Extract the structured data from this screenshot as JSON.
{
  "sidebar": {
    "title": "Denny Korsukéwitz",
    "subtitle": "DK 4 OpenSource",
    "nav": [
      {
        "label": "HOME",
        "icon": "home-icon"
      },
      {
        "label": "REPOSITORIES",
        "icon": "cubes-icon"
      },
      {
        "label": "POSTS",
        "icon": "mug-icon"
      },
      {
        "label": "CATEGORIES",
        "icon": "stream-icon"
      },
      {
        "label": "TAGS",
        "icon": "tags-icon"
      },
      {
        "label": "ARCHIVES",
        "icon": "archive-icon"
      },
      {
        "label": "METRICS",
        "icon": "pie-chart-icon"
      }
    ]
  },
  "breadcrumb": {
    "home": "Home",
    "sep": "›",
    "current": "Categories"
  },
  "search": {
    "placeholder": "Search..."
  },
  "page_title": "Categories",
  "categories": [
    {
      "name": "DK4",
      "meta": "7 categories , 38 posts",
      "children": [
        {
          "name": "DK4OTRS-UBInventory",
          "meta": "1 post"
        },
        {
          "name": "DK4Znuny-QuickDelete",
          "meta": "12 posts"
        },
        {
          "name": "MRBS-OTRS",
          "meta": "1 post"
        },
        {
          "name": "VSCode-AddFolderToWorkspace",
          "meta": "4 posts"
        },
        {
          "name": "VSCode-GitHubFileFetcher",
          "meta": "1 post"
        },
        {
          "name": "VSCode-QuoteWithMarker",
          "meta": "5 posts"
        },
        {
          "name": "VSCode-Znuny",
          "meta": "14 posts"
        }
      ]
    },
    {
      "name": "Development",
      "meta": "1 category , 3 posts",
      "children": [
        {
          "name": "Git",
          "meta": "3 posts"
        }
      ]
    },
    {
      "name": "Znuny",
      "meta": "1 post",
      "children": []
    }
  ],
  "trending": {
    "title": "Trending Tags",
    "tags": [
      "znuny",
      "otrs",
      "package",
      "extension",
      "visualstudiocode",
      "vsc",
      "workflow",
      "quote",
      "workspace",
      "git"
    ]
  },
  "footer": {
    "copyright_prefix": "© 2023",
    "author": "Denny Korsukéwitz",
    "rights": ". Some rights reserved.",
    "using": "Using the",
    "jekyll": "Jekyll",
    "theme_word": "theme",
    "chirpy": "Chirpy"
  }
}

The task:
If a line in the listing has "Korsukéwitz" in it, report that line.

Response area:
    "title": "Denny Korsukéwitz",
    "author": "Denny Korsukéwitz",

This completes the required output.